WHAT IS NEEDED:
Every record must be copied out exactly.

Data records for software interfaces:
_ _ _
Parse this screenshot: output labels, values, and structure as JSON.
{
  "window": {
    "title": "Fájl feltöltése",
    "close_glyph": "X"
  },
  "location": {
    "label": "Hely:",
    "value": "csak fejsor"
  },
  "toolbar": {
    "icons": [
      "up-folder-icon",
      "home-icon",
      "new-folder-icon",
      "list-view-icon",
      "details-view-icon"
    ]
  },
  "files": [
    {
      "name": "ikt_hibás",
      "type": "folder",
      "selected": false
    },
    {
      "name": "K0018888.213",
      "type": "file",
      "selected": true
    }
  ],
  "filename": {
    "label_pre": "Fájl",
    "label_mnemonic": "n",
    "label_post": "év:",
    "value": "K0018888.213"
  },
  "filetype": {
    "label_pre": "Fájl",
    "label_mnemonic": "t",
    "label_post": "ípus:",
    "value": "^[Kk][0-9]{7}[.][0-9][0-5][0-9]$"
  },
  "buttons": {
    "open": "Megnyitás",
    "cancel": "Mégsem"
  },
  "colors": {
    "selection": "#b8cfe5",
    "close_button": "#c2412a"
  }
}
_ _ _
YOUR SOLUTION:
Parse this screenshot: output labels, values, and structure as JSON.
{
  "window": {
    "title": "Fájl feltöltése",
    "close_glyph": "X"
  },
  "location": {
    "label": "Hely:",
    "value": "csak fejsor"
  },
  "toolbar": {
    "icons": [
      "up-folder-icon",
      "home-icon",
      "new-folder-icon",
      "list-view-icon",
      "details-view-icon"
    ]
  },
  "files": [
    {
      "name": "ikt_hibás",
      "type": "folder",
      "selected": false
    },
    {
      "name": "K0018888.213",
      "type": "file",
      "selected": true
    }
  ],
  "filename": {
    "label_pre": "Fájl",
    "label_mnemonic": "n",
    "label_post": "év:",
    "value": "K0018888.213"
  },
  "filetype": {
    "label_pre": "Fájl",
    "label_mnemonic": "t",
    "label_post": "ípus:",
    "value": "^[Kk][0-9]{7}[.][0-9][0-5][0-9]$"
  },
  "buttons": {
    "open": "Megnyitás",
    "cancel": "Mégsem"
  },
  "colors": {
    "selection": "#b8cfe5",
    "close_button": "#c2412a"
  }
}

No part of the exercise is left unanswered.